Perhaps, the world seeing Karol Wojtyla and Fidel Castro together will determine that if these two men can come together, in at least a gesture of mutual respect, a Catholic and a Communist, then possibly the United States, a very powerful country, will have grown up enough to realize that it does not any longer have to be a disgruntled bully.
All of us have been part of past actions that today we might not approve of nor wish to repeat. Nations are no different. In an attempt to prevent others from repeating their mistakes we need not repeat our own. An open door between nations will help differing societies achieve a steady-state harmony that is lasting and just. That which keeps out also prevents getting in. The embargo makes losers out of everyone.
The greatest challenge of the day is: how to bring about a revolution of the heart, a revolution that has to start with each one of us?"
...why the things are what they are, how the things would be if they were as they should be, and how a path can be made from the things as they are to the things as they should be."
At every turn, I am surprised at the intimacy of all we do here. Whether it's a flight, a drive, a boat outing, or just hanging out, there's a feeling of family. It comes most likely from the Cubans' isolation. Again I ask myself, "Why do we assume that a country like Cuba, in its isolation from a growing world, is less well off than the rest of us?"
The Nobel Prize represents this fisherman's struggle, not unlike the one most Cubans engage in daily. No wonder Ernest Hemingway means more to them now.
[Ed. Note: Ernest Hemingway gave his Nobel medallion to the Cuban people in the 1950's.]

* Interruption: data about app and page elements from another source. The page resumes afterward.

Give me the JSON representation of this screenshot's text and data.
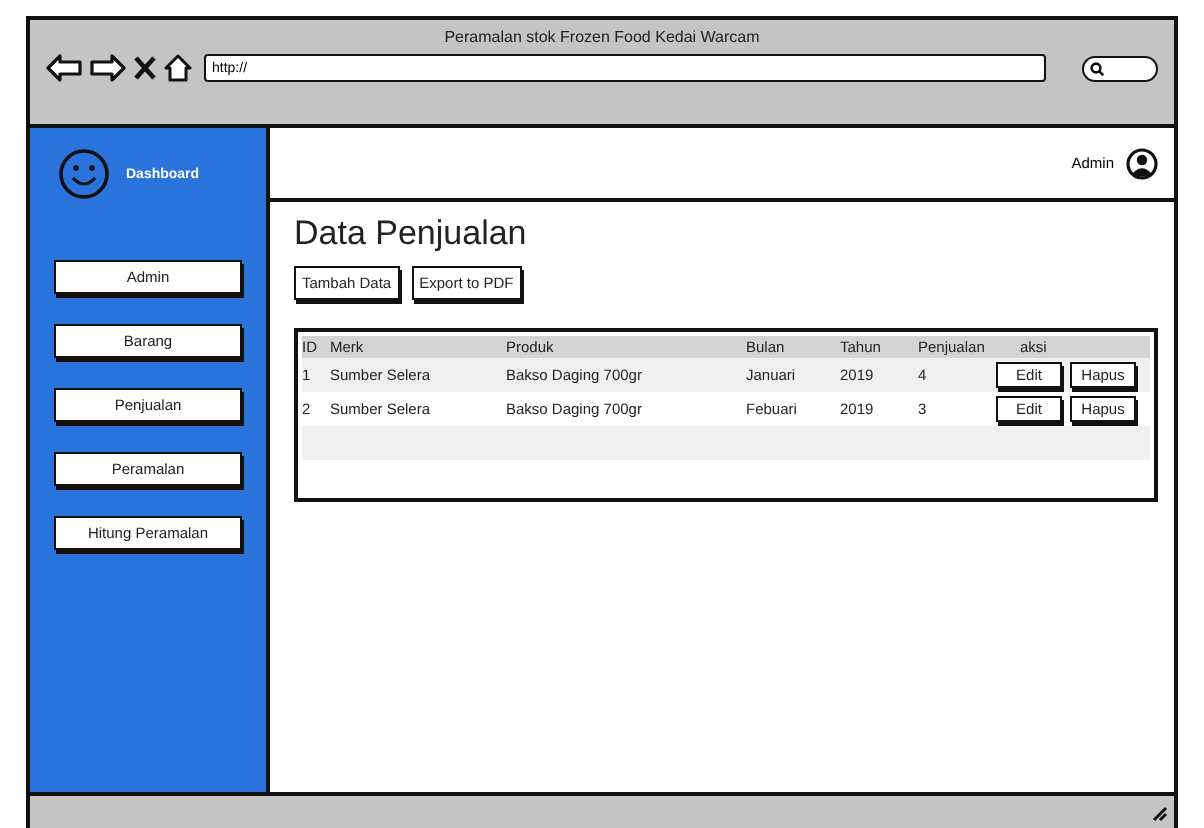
{
  "window": {
    "title": "Peramalan stok Frozen Food Kedai Warcam"
  },
  "address_bar": {
    "value": "http://"
  },
  "sidebar": {
    "title": "Dashboard",
    "items": [
      {
        "label": "Admin"
      },
      {
        "label": "Barang"
      },
      {
        "label": "Penjualan"
      },
      {
        "label": "Peramalan"
      },
      {
        "label": "Hitung Peramalan"
      }
    ]
  },
  "header": {
    "user": "Admin"
  },
  "page": {
    "title": "Data Penjualan",
    "buttons": [
      "Tambah Data",
      "Export to PDF"
    ]
  },
  "table": {
    "columns": [
      "ID",
      "Merk",
      "Produk",
      "Bulan",
      "Tahun",
      "Penjualan",
      "aksi"
    ],
    "rows": [
      {
        "cells": [
          "1",
          "Sumber Selera",
          "Bakso Daging 700gr",
          "Januari",
          "2019",
          "4"
        ],
        "actions": [
          "Edit",
          "Hapus"
        ]
      },
      {
        "cells": [
          "2",
          "Sumber Selera",
          "Bakso Daging 700gr",
          "Febuari",
          "2019",
          "3"
        ],
        "actions": [
          "Edit",
          "Hapus"
        ]
      }
    ]
  }
}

Catholic Worker Roundtable. [http://www.catholicworker. org/roundtable/] Internet. Accessed, 10-August-1997
CNN. "Miami Archdiocese Chartering Cruise Ship for Pope's Visit to Cuba". [http://cnn.com/WORLD/ americas/9708/23/ AP000065.ap.html] Internet. Accessed, 20-August-1997.
Cuba Solidarity Web page. "Project INFOMED USA -CUBA". [http://www. igc.apc .org/cubasoli/] Accessed, 24-August-1997.
Hemingway, Mariel. "Papa's Nobel Prize". [http://mungopark. com/exp/july/dispatches/container.asp?day=8&dispatch=7] Internet. Accessed, 24-August-1997.
Miller, Tom. "Heavy Medal". [http://mungopark.com/ exp/july/ dispatches/container .asp?day=8&dispatch=7] Internet. Accessed, 24-August-1997.Scahill, Jeremy. Catholic Worker, "US Law Further Tightens Noose on Cuban People." June - July, 1997, p. 3.
© 1997 Jozef Hand-Boniakowski